◆ Exercise aim ◆
Determine the number of lines in the data that contain "Marketing". Answer with that number only.

(Component data from apps and pages)
Start of Block
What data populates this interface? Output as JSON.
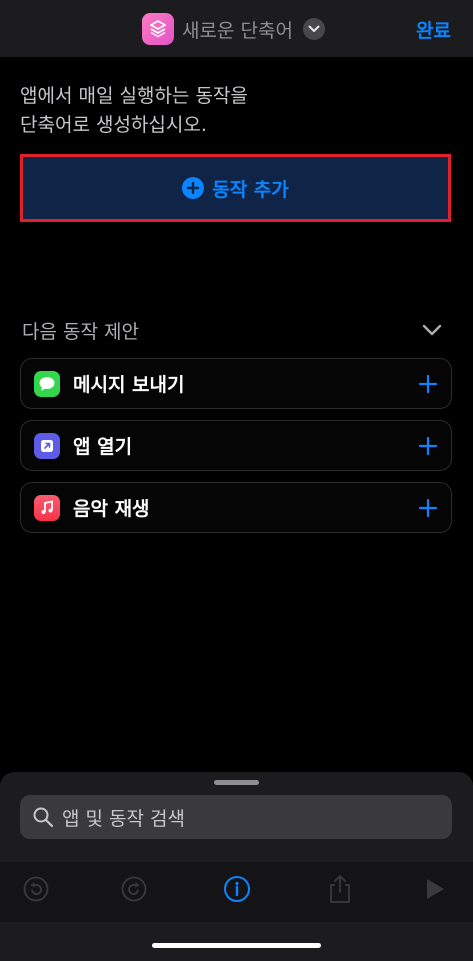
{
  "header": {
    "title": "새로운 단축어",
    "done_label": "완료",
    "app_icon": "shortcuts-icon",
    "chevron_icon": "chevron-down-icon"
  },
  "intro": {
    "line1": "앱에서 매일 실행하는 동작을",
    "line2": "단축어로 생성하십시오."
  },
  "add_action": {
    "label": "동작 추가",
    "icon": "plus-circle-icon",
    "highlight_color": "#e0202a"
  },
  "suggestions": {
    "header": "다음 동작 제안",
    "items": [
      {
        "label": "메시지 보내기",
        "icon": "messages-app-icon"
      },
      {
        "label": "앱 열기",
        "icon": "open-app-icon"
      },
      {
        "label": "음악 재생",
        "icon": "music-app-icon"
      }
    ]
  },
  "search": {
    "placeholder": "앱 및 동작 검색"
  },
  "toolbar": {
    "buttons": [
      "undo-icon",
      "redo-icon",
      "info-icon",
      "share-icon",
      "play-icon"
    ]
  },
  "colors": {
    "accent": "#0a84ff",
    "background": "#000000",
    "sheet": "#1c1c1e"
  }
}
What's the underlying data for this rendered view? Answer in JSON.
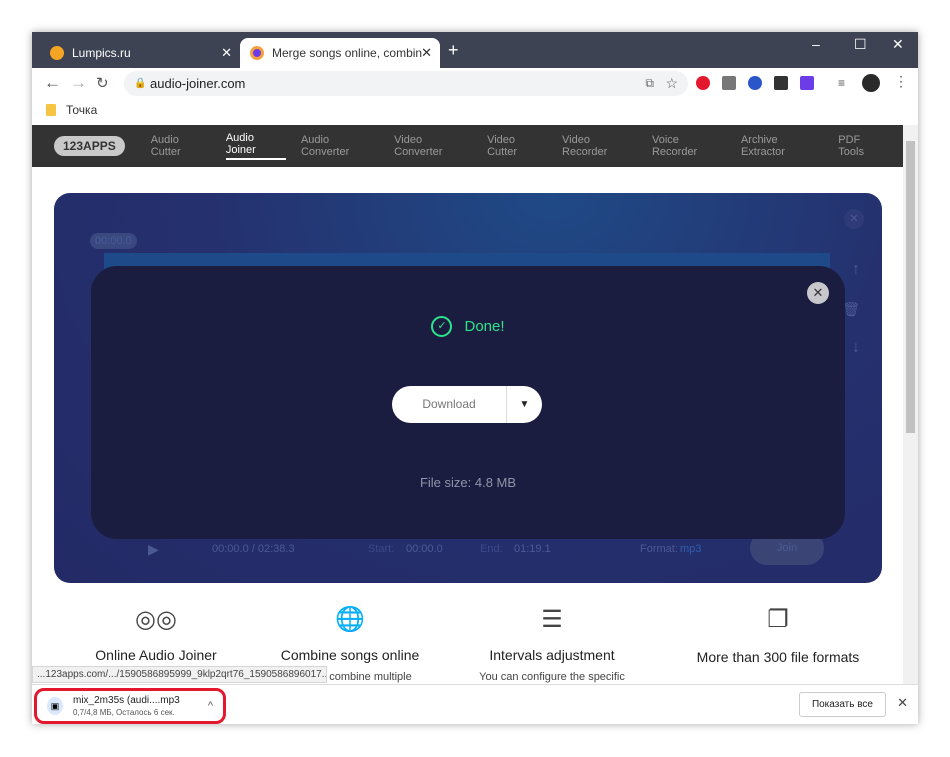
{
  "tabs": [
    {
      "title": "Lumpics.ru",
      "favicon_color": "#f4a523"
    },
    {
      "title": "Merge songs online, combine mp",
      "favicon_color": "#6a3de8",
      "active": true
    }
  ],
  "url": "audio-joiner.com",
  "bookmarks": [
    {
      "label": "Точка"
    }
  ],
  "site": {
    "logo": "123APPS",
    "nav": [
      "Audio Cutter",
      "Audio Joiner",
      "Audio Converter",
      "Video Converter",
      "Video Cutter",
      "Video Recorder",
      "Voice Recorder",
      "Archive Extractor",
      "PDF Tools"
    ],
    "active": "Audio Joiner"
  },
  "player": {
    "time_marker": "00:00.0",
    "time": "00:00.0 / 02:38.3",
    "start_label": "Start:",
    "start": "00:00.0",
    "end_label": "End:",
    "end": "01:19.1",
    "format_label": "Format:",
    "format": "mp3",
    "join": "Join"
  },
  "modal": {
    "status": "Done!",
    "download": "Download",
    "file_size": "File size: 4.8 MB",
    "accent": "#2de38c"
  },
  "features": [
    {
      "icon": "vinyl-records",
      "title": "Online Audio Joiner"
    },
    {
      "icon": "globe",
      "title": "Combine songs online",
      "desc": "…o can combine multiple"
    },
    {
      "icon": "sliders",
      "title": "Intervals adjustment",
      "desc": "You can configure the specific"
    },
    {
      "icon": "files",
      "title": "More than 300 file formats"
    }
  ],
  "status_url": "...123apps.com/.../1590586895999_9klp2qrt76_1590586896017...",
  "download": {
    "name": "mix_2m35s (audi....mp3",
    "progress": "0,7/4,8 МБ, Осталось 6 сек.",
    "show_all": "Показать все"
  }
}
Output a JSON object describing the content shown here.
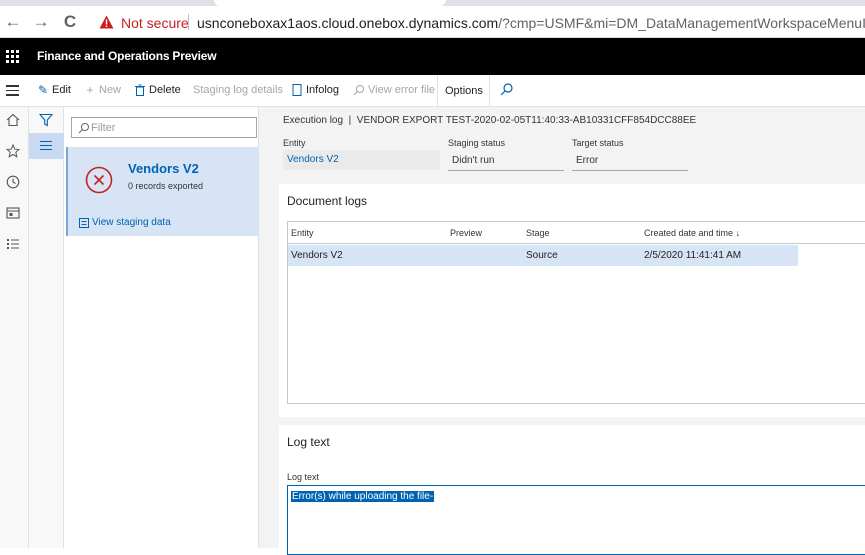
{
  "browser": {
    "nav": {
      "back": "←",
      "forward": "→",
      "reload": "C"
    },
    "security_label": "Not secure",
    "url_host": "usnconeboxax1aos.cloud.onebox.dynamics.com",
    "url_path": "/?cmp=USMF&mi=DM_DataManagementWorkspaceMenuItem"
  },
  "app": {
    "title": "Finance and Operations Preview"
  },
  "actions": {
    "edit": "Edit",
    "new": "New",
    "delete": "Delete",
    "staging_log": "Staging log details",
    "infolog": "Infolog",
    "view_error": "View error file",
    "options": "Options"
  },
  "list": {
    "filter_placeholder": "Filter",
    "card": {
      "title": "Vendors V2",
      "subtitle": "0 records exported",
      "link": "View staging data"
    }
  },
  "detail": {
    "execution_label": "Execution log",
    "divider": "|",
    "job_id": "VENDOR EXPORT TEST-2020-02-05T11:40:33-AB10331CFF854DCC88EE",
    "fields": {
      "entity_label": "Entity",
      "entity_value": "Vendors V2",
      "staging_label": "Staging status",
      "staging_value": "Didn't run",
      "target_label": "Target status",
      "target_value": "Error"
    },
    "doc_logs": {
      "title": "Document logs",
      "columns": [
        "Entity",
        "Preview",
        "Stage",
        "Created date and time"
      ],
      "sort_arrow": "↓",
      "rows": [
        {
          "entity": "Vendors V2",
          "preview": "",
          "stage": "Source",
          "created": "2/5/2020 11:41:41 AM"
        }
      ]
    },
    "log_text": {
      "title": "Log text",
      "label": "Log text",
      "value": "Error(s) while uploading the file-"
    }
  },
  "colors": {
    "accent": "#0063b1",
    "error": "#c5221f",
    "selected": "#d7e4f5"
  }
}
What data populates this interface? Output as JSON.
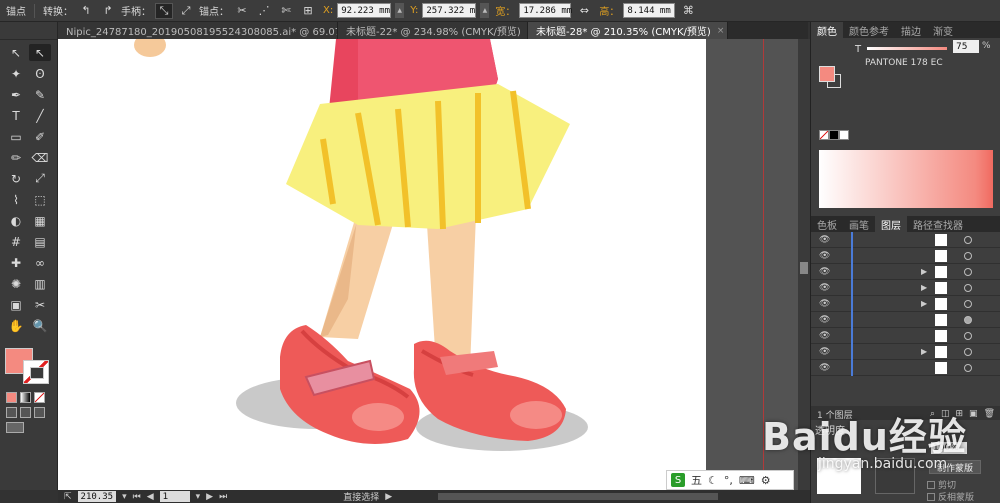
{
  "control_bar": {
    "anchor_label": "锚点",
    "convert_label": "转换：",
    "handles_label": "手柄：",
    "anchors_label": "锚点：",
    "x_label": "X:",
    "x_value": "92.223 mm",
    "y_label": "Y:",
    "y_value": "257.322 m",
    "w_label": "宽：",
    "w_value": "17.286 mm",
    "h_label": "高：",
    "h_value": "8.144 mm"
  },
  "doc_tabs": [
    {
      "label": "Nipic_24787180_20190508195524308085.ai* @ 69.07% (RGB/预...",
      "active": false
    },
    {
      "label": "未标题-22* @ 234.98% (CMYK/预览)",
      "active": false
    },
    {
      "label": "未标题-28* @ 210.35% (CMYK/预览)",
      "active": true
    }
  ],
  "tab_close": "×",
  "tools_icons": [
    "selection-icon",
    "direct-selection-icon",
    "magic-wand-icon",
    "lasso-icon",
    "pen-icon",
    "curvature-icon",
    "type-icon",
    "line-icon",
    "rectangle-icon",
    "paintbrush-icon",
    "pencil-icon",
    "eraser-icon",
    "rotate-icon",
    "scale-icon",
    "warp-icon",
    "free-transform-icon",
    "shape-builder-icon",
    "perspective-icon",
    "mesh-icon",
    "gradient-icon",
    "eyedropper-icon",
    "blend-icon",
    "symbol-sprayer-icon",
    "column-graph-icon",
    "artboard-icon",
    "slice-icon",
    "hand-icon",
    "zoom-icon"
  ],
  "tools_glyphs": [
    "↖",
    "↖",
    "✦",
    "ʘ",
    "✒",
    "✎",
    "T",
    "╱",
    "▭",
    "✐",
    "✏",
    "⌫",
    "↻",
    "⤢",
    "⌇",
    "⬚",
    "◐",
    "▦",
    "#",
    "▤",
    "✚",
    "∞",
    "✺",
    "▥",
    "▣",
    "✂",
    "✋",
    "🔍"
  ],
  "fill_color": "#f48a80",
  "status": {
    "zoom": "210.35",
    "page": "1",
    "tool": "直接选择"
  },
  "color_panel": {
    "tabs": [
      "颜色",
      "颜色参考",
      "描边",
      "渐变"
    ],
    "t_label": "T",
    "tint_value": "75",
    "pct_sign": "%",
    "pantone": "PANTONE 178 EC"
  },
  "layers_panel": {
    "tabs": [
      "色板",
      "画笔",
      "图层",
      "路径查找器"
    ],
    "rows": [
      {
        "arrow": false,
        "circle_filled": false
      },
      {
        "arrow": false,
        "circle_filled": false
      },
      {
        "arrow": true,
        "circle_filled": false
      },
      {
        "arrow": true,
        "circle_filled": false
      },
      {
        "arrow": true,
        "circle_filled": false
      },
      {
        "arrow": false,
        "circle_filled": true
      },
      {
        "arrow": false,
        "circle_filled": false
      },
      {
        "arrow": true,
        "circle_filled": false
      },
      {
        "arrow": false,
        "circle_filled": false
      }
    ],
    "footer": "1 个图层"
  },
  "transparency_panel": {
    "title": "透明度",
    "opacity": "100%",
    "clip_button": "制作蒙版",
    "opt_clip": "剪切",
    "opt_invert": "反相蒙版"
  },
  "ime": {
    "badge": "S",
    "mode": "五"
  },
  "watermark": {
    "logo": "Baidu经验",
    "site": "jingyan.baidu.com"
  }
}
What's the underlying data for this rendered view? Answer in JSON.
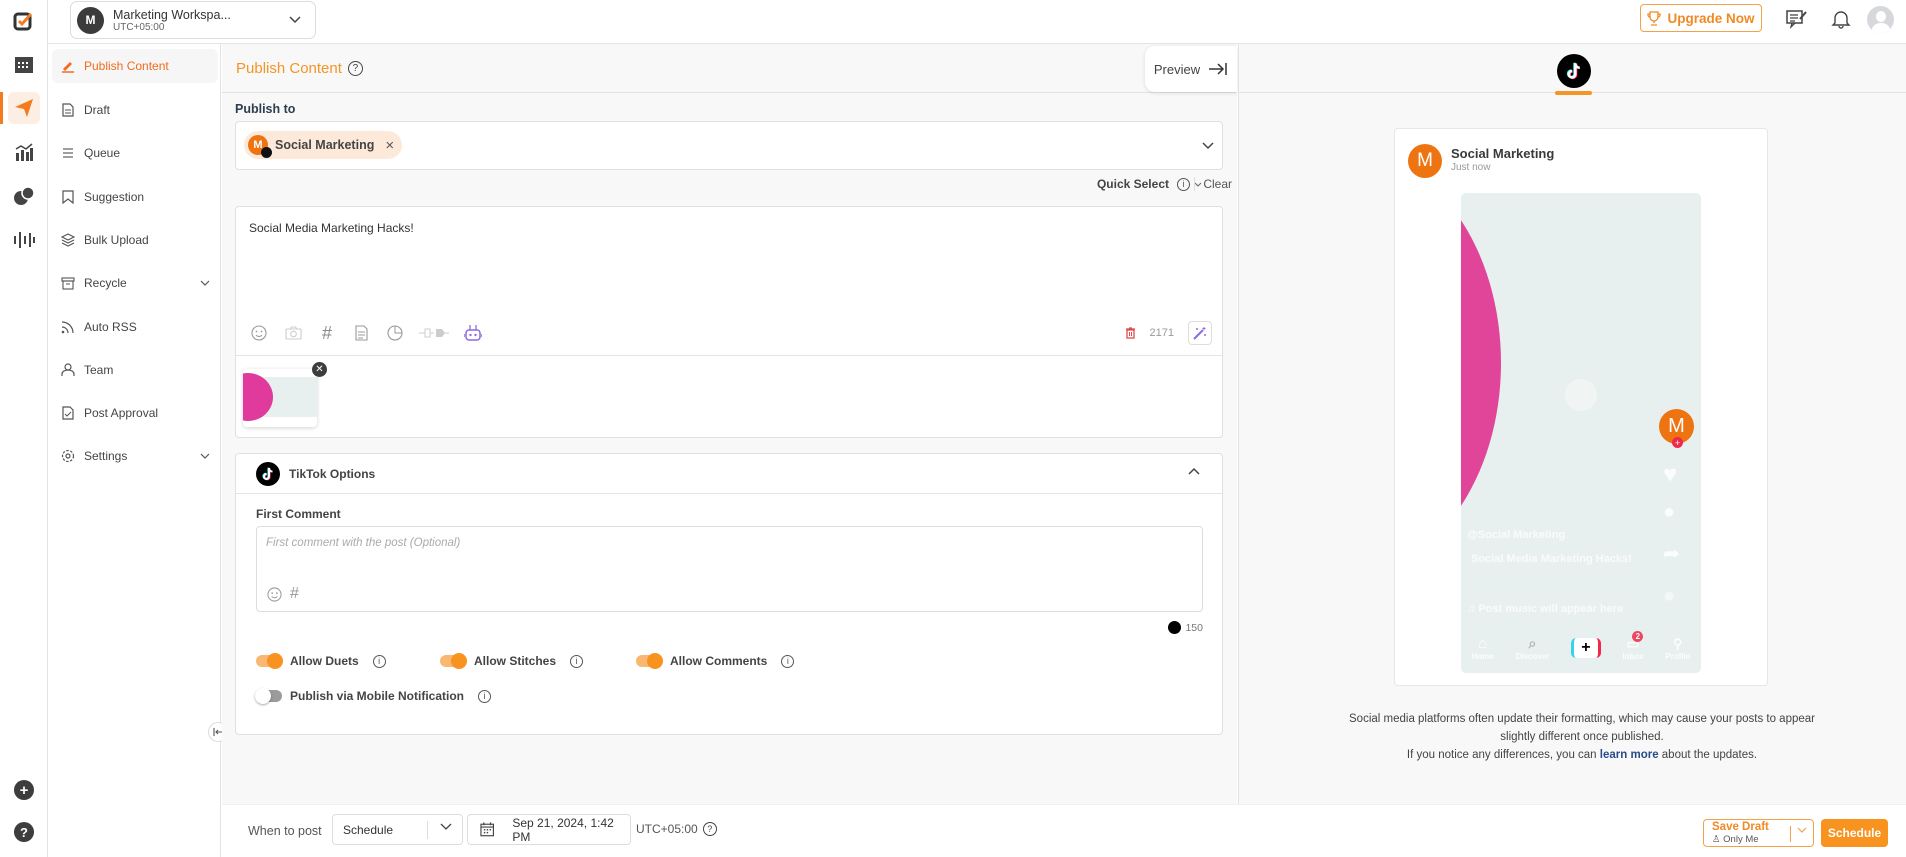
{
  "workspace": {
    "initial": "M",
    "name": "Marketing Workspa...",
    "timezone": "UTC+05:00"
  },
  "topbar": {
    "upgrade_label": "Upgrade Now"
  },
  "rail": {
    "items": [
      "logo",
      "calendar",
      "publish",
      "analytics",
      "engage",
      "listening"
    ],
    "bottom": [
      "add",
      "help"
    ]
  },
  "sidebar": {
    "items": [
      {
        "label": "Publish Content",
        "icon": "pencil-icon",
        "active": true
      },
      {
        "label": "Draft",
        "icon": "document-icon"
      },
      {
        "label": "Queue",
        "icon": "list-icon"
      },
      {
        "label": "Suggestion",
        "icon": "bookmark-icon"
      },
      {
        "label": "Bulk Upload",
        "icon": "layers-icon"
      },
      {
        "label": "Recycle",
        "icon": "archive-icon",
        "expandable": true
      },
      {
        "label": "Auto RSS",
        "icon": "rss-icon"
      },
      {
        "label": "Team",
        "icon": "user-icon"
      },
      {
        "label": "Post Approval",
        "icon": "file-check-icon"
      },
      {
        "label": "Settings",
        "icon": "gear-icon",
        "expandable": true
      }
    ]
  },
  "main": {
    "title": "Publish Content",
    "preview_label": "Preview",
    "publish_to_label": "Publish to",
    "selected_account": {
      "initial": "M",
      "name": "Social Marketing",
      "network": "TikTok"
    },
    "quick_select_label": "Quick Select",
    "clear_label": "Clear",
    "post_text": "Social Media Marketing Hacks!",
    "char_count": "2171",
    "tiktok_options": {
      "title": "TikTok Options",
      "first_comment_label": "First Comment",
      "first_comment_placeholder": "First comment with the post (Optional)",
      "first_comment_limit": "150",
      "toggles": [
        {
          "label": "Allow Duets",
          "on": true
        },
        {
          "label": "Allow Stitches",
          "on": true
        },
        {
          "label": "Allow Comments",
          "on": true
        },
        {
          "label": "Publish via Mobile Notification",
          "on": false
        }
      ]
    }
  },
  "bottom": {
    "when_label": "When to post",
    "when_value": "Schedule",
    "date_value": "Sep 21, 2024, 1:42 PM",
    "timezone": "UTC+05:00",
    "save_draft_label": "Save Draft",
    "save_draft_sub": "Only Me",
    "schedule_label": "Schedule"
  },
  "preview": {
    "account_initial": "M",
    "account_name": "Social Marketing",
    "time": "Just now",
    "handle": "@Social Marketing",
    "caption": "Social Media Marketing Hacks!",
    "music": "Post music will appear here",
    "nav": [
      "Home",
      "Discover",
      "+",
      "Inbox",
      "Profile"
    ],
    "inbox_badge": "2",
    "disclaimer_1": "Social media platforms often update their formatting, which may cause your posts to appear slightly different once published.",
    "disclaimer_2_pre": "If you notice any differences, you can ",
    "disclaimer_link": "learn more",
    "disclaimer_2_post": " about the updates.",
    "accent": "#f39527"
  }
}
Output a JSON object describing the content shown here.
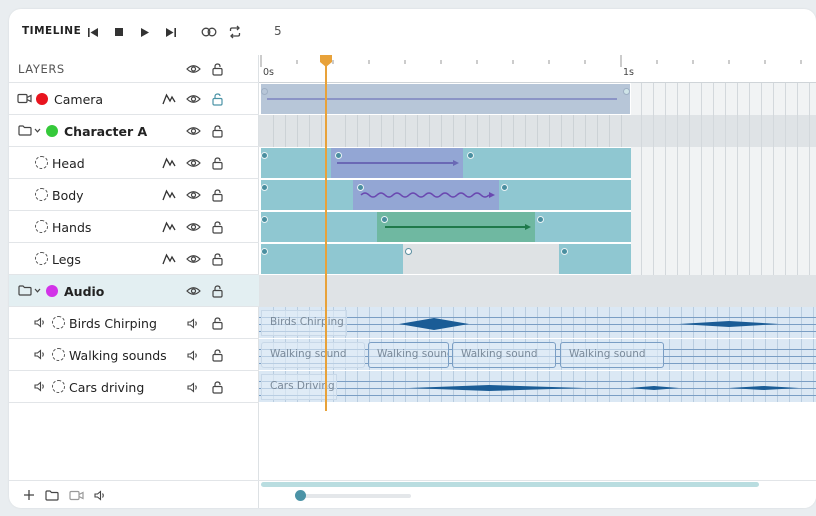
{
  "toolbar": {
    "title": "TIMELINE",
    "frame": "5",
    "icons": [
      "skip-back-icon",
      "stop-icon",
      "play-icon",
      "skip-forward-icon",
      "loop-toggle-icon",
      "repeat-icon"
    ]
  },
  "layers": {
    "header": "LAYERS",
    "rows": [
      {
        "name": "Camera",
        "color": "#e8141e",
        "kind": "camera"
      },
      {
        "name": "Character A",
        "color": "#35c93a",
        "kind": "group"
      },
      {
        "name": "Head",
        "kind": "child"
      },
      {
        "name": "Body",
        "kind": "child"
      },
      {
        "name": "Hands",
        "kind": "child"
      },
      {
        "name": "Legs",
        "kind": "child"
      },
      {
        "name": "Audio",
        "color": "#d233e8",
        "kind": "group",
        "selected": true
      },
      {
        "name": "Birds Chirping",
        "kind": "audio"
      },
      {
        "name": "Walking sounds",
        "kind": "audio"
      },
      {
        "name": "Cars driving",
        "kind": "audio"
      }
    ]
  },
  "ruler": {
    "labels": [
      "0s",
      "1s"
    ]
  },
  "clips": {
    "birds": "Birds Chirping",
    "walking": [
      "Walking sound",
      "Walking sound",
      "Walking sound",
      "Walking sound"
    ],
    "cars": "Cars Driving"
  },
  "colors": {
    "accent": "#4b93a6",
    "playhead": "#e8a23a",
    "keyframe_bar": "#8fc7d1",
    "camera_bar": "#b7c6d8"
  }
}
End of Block
◆ Your solution ◆
6